### [What needs to be done]
Copy each line of the entries beneath that contains the word "조사기준일".

[Items from an interface collection]
%%

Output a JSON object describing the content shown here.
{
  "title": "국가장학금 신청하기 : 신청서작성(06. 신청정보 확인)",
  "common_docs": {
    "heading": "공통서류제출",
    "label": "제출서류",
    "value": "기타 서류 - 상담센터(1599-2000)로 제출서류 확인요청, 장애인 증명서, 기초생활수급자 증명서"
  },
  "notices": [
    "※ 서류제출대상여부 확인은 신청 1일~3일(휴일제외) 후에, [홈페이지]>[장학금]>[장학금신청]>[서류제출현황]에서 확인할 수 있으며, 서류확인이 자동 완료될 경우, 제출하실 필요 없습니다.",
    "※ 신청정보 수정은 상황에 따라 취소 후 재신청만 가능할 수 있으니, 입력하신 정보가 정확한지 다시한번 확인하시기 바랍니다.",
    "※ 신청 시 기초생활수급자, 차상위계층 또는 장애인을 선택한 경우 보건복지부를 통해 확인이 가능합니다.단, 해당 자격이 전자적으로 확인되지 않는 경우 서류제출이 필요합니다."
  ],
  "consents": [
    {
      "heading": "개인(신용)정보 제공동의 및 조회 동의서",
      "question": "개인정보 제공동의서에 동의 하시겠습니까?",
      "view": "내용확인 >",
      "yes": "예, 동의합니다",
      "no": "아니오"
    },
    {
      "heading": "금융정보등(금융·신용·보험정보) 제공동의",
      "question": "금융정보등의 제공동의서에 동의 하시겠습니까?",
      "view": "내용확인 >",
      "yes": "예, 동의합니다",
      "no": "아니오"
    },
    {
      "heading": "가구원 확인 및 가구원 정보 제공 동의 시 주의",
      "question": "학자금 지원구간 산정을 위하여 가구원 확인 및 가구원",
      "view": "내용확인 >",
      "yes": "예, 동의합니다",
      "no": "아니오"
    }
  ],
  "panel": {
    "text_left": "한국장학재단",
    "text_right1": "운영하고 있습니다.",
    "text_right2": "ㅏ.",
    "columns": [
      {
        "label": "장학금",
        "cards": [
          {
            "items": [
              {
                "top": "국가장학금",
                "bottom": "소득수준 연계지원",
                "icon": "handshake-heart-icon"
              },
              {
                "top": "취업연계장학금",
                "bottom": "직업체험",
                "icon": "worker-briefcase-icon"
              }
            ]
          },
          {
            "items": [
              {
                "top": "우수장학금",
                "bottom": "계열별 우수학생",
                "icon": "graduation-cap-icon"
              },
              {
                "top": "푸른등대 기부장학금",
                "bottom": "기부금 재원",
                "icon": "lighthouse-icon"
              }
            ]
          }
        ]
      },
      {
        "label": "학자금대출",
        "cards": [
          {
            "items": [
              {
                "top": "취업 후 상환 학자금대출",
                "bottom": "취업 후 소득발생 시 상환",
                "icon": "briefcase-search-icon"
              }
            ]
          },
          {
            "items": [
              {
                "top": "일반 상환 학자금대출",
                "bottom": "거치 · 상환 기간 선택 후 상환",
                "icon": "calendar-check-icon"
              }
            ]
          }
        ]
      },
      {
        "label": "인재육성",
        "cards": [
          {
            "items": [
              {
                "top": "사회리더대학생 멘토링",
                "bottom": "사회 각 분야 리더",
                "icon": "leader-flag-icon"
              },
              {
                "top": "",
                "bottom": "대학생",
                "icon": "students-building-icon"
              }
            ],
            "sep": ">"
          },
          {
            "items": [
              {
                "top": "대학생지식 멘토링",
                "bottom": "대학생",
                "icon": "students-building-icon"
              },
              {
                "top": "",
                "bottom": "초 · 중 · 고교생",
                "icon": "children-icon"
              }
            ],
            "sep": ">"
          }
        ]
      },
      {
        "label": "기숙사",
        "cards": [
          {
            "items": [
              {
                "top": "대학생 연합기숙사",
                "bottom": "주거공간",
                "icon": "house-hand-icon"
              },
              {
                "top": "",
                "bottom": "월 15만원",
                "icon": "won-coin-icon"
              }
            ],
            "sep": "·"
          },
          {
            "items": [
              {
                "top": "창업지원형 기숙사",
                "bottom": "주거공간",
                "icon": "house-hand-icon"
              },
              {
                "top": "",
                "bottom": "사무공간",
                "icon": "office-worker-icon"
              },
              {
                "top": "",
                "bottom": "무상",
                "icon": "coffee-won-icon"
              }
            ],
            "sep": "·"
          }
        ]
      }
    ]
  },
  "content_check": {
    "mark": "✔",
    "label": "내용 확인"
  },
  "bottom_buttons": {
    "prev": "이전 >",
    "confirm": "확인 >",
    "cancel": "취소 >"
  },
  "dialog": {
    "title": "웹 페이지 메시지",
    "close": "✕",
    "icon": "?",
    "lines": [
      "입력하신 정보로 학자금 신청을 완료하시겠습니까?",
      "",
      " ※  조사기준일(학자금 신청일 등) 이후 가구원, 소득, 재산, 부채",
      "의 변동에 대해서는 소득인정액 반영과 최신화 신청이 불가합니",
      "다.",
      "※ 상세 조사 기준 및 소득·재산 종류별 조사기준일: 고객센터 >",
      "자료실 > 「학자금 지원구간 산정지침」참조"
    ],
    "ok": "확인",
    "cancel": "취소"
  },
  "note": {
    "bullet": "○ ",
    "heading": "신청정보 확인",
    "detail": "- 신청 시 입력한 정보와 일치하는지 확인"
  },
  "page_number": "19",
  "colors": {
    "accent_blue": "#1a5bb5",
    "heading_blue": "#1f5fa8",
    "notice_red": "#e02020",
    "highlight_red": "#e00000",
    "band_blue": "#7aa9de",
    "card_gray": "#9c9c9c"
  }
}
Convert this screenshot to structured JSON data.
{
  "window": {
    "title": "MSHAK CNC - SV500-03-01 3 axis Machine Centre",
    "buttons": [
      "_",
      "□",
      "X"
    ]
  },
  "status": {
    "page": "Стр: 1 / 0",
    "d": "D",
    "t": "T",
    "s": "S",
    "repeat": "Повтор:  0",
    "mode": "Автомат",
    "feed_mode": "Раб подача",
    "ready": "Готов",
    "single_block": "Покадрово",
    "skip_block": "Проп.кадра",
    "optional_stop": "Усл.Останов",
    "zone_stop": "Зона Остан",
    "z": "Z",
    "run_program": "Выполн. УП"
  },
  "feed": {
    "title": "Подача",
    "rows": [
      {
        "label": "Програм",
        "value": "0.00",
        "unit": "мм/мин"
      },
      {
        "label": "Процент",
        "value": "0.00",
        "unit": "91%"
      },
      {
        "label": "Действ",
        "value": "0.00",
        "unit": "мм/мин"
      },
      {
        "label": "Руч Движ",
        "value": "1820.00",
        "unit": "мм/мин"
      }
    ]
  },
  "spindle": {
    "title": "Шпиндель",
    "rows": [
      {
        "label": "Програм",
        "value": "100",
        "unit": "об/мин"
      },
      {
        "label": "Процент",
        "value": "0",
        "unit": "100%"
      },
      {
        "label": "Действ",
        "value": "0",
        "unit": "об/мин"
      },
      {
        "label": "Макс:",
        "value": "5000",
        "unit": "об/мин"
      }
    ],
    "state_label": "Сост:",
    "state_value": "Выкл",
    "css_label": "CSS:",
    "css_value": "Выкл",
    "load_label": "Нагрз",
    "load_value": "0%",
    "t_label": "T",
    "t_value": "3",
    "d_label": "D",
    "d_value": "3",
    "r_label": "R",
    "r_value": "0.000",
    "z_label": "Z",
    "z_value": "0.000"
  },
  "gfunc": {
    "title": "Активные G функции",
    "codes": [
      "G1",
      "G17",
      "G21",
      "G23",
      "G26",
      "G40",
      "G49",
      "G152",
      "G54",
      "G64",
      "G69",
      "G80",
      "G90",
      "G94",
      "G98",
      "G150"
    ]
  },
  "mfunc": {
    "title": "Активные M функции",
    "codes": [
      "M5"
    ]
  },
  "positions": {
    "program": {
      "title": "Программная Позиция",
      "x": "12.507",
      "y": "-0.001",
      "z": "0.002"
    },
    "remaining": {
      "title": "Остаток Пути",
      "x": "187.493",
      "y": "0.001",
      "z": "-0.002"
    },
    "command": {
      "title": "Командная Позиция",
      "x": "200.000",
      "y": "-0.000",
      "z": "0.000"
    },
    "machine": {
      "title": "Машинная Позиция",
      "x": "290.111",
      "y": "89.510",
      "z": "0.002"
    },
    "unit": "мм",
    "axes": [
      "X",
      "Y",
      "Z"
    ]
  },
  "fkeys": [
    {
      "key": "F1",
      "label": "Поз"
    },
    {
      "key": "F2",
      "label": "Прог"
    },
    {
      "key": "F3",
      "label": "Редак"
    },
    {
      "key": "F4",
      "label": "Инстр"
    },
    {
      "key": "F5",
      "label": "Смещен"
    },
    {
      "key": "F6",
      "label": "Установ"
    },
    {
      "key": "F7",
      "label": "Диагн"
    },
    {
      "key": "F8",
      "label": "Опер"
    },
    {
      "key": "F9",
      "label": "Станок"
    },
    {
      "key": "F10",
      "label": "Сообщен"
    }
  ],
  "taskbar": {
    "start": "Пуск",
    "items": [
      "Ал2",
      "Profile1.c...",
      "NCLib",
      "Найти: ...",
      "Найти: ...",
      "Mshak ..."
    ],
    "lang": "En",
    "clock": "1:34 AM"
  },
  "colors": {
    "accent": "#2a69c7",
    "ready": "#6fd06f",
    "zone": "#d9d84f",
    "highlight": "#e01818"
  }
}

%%

### [Answer to the problem]
      " ※  조사기준일(학자금 신청일 등) 이후 가구원, 소득, 재산, 부채",
      "※ 상세 조사 기준 및 소득·재산 종류별 조사기준일: 고객센터 >",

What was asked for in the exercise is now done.